Perched on a mountaintop, the pre-Inca fortress, in Peru’s little visited northern cloudforest, is regarded by some as no less spectacular than Machu Picchu.
The cable car is due to begin running in July 2016 and will allow visitors to replace a hair-raising 90 minute bus ride with a spectacular and leisurely 20 minute journey.
With such rugged terrain, it may come as a surprise to learn that Peru does not have a single cable car. But that is due to change in July, with the inauguration of a $18 million state-of-the-art system to take visitors to Kuélap, a vast pre-Inca fort on a misty, forested mountaintop in the Chachapoyas region of northern Peru. Although often compared in size and beauty to Machu Picchu, Kuélap, like the area around it, receives just a tiny fraction of the number of visitors of its world-famous Inca cousin. Yet that may be about to change now.
Being built by a Franco-Peruvian consortium, the cable car will take passengers on a four kilometer ride, with nearly 700 meters of vertical gain, from the valley floor up to the base of Kuelap, with its imposing stone walls some 20 meters high and 600 meters long. The journey will give travelers jaw-dropping views of the valley below Kuélap as well as the fortress itself. Just as importantly, it will take 20 minutes and provide far more secure access than the current 90-minute drive up steep switchbacks. It is hoped that the cable car will attract more tourists to the area, allowing locals to share in the related opportunities for economic development and, perhaps, easing the pressure on Machu Picchu.
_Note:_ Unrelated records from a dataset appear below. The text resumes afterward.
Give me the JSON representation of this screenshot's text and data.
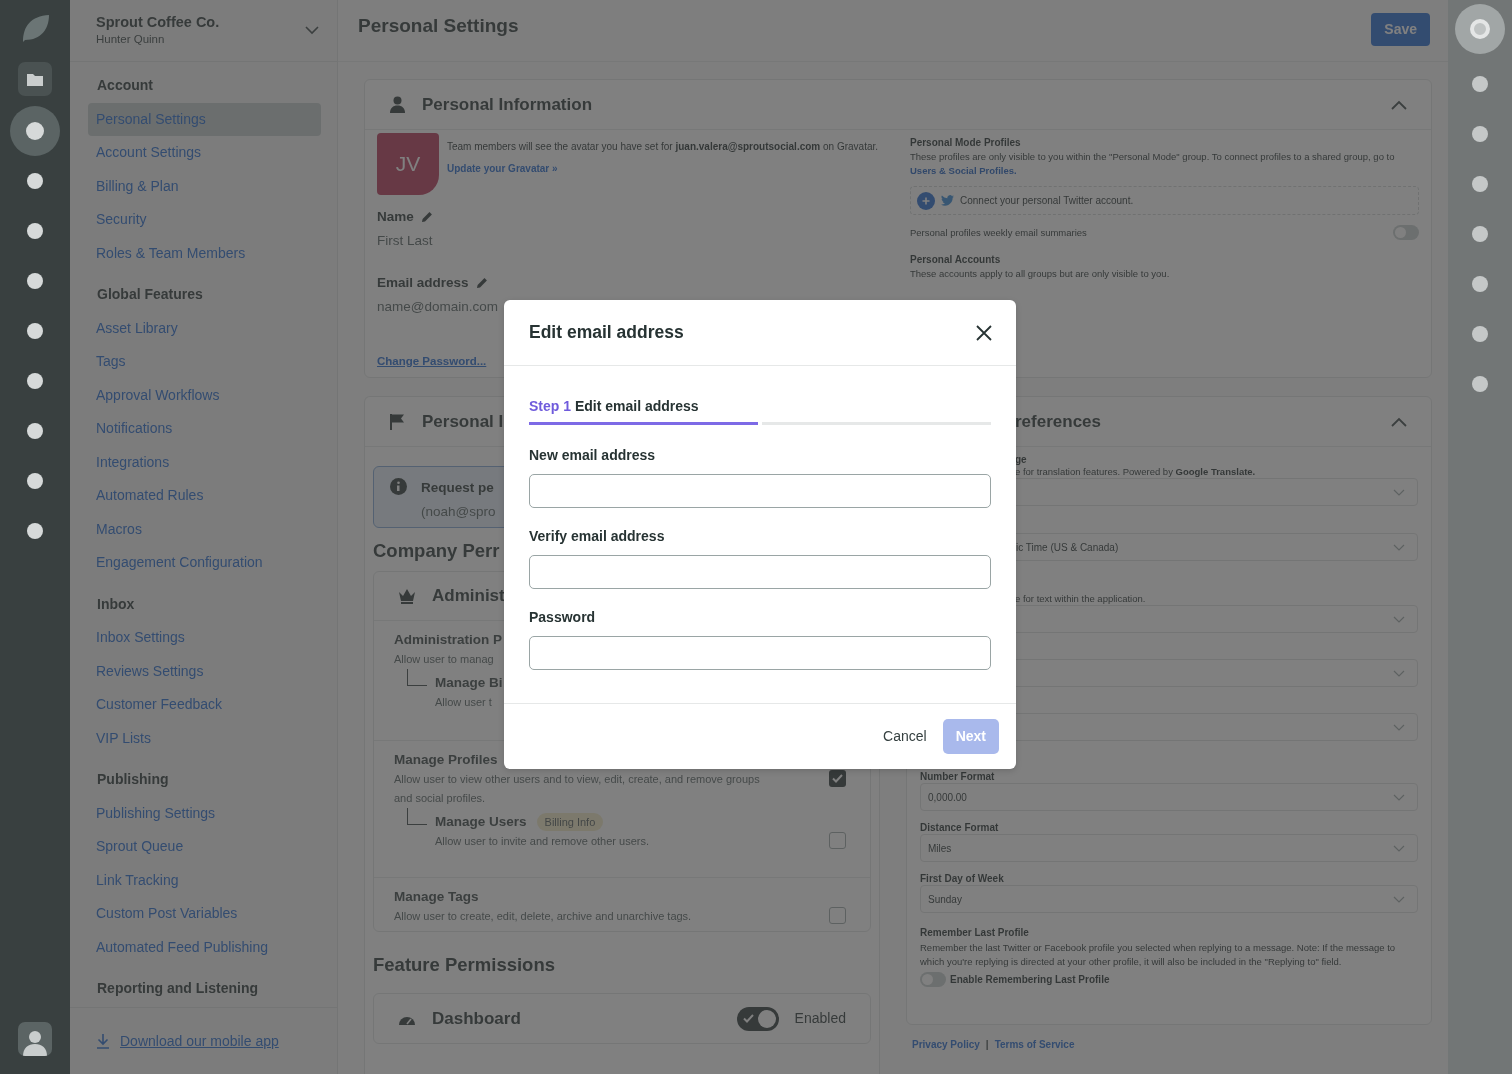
{
  "rail": {
    "items": [
      {
        "kind": "folder",
        "selected": false
      },
      {
        "kind": "dot",
        "selected": true
      },
      {
        "kind": "dot",
        "selected": false
      },
      {
        "kind": "dot",
        "selected": false
      },
      {
        "kind": "dot",
        "selected": false
      },
      {
        "kind": "dot",
        "selected": false
      },
      {
        "kind": "dot",
        "selected": false
      },
      {
        "kind": "dot",
        "selected": false
      },
      {
        "kind": "dot",
        "selected": false
      },
      {
        "kind": "dot",
        "selected": false
      }
    ]
  },
  "sidebar": {
    "org": "Sprout Coffee Co.",
    "user": "Hunter Quinn",
    "sections": [
      {
        "heading": "Account",
        "items": [
          {
            "label": "Personal Settings",
            "selected": true
          },
          {
            "label": "Account Settings",
            "selected": false
          },
          {
            "label": "Billing & Plan",
            "selected": false
          },
          {
            "label": "Security",
            "selected": false
          },
          {
            "label": "Roles & Team Members",
            "selected": false
          }
        ]
      },
      {
        "heading": "Global Features",
        "items": [
          {
            "label": "Asset Library",
            "selected": false
          },
          {
            "label": "Tags",
            "selected": false
          },
          {
            "label": "Approval Workflows",
            "selected": false
          },
          {
            "label": "Notifications",
            "selected": false
          },
          {
            "label": "Integrations",
            "selected": false
          },
          {
            "label": "Automated Rules",
            "selected": false
          },
          {
            "label": "Macros",
            "selected": false
          },
          {
            "label": "Engagement Configuration",
            "selected": false
          }
        ]
      },
      {
        "heading": "Inbox",
        "items": [
          {
            "label": "Inbox Settings",
            "selected": false
          },
          {
            "label": "Reviews Settings",
            "selected": false
          },
          {
            "label": "Customer Feedback",
            "selected": false
          },
          {
            "label": "VIP Lists",
            "selected": false
          }
        ]
      },
      {
        "heading": "Publishing",
        "items": [
          {
            "label": "Publishing Settings",
            "selected": false
          },
          {
            "label": "Sprout Queue",
            "selected": false
          },
          {
            "label": "Link Tracking",
            "selected": false
          },
          {
            "label": "Custom Post Variables",
            "selected": false
          },
          {
            "label": "Automated Feed Publishing",
            "selected": false
          }
        ]
      },
      {
        "heading": "Reporting and Listening"
      }
    ],
    "footer_link": "Download our mobile app"
  },
  "header": {
    "title": "Personal Settings",
    "save_button": "Save"
  },
  "personal_info": {
    "title": "Personal Information",
    "expanded": true,
    "avatar_initials": "JV",
    "avatar_note": "Team members will see the avatar you have set for **juan.valera@sproutsocial.com** on Gravatar.",
    "gravatar_link": "Update your Gravatar »",
    "fields": [
      {
        "label": "Name",
        "value": "First Last"
      },
      {
        "label": "Email address",
        "value": "name@domain.com"
      }
    ],
    "change_password": "Change Password...",
    "mode_profiles": {
      "title": "Personal Mode Profiles",
      "description": "These profiles are only visible to you within the \"Personal Mode\" group. To connect profiles to a shared group, go to",
      "link": "Users & Social Profiles."
    },
    "connect_text": "Connect your personal Twitter account.",
    "weekly_summaries": {
      "label": "Personal profiles weekly email summaries",
      "on": false
    },
    "accounts": {
      "title": "Personal Accounts",
      "description": "These accounts apply to all groups but are only visible to you."
    }
  },
  "personal_card": {
    "title": "Personal I",
    "alert": {
      "title": "Request pe",
      "subtitle": "(noah@spro"
    },
    "company_heading": "Company Perr",
    "admin": {
      "title": "Administ",
      "rows": [
        {
          "title": "Administration P",
          "description": "Allow user to manag",
          "children": [
            {
              "title": "Manage Bi",
              "description": "Allow user t"
            }
          ]
        },
        {
          "title": "Manage Profiles",
          "description": "Allow user to view other users and to view, edit, create, and remove groups and social profiles.",
          "checked": true,
          "children": [
            {
              "title": "Manage Users",
              "tag": "Billing Info",
              "description": "Allow user to invite and remove other users.",
              "checked": false
            }
          ]
        },
        {
          "title": "Manage Tags",
          "description": "Allow user to create, edit, delete, archive and unarchive tags.",
          "checked": false
        }
      ]
    },
    "feature_heading": "Feature Permissions",
    "features": [
      {
        "title": "Dashboard",
        "on": true,
        "state_label": "Enabled"
      }
    ]
  },
  "preferences": {
    "title": "references",
    "expanded": true,
    "fields": [
      {
        "kind": "select",
        "label": "ge",
        "description": "e for translation features. Powered by",
        "link": "Google Translate."
      },
      {
        "kind": "select",
        "value": "ic Time (US & Canada)"
      },
      {
        "kind": "select",
        "description": "e for text within the application."
      },
      {
        "kind": "select"
      },
      {
        "kind": "select"
      },
      {
        "kind": "select",
        "label": "Number Format",
        "value": "0,000.00"
      },
      {
        "kind": "select",
        "label": "Distance Format",
        "value": "Miles"
      },
      {
        "kind": "select",
        "label": "First Day of Week",
        "value": "Sunday"
      }
    ],
    "remember": {
      "title": "Remember Last Profile",
      "description": "Remember the last Twitter or Facebook profile you selected when replying to a message. Note: If the message to which you're replying is directed at your other profile, it will also be included in the \"Replying to\" field.",
      "toggle_label": "Enable Remembering Last Profile",
      "on": false
    }
  },
  "footer_links": {
    "items": [
      "Privacy Policy",
      "Terms of Service"
    ],
    "separator": "|"
  },
  "right_rail": {
    "items": [
      {
        "kind": "avatar",
        "selected": true
      },
      {
        "kind": "dot",
        "selected": false
      },
      {
        "kind": "dot",
        "selected": false
      },
      {
        "kind": "dot",
        "selected": false
      },
      {
        "kind": "dot",
        "selected": false
      },
      {
        "kind": "dot",
        "selected": false
      },
      {
        "kind": "dot",
        "selected": false
      },
      {
        "kind": "dot",
        "selected": false
      }
    ]
  },
  "modal": {
    "title": "Edit email address",
    "steps": [
      {
        "number": "Step 1",
        "title": "Edit email address",
        "active": true
      },
      {
        "active": false
      }
    ],
    "fields": [
      {
        "label": "New email address"
      },
      {
        "label": "Verify email address"
      },
      {
        "label": "Password"
      }
    ],
    "cancel": "Cancel",
    "next": {
      "label": "Next",
      "disabled": true
    }
  }
}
Although Kuélap may lose some of its atmosphere of idyllic tranquility, it will surely also be good news that more visitors get to enjoy its beauty and discover the wonders of the ancient Chachapoyas civilization that created it. A warlike people, who did not use writing and were never fully subdued by the Incas, they left numerous stone constructions scattered across the rugged cloudforests of this picturesque corner of Peru, of which Kuélap is by far the greatest.
But if you make it here, you should also seek out some of the many smaller Chachapoyas ruins, including clusters of houses abandoned in the forests and the Chachapoyas people’s hallmark sarcophagi, usually placed precariously in small caves in the middle of Andean cliffs. You could also take the trek to the Lake of the Condors, once featured in National Geographic magazine, or visit the Gocta waterfalls, one of the highest in the world.
To visit Kuélap as part of your unique, individually tailored itinerary, contact the Peru Empire Company at firstname.lastname@example.org or on +51-1-700-5100 or, if you are in the US, 347-713-7030/34.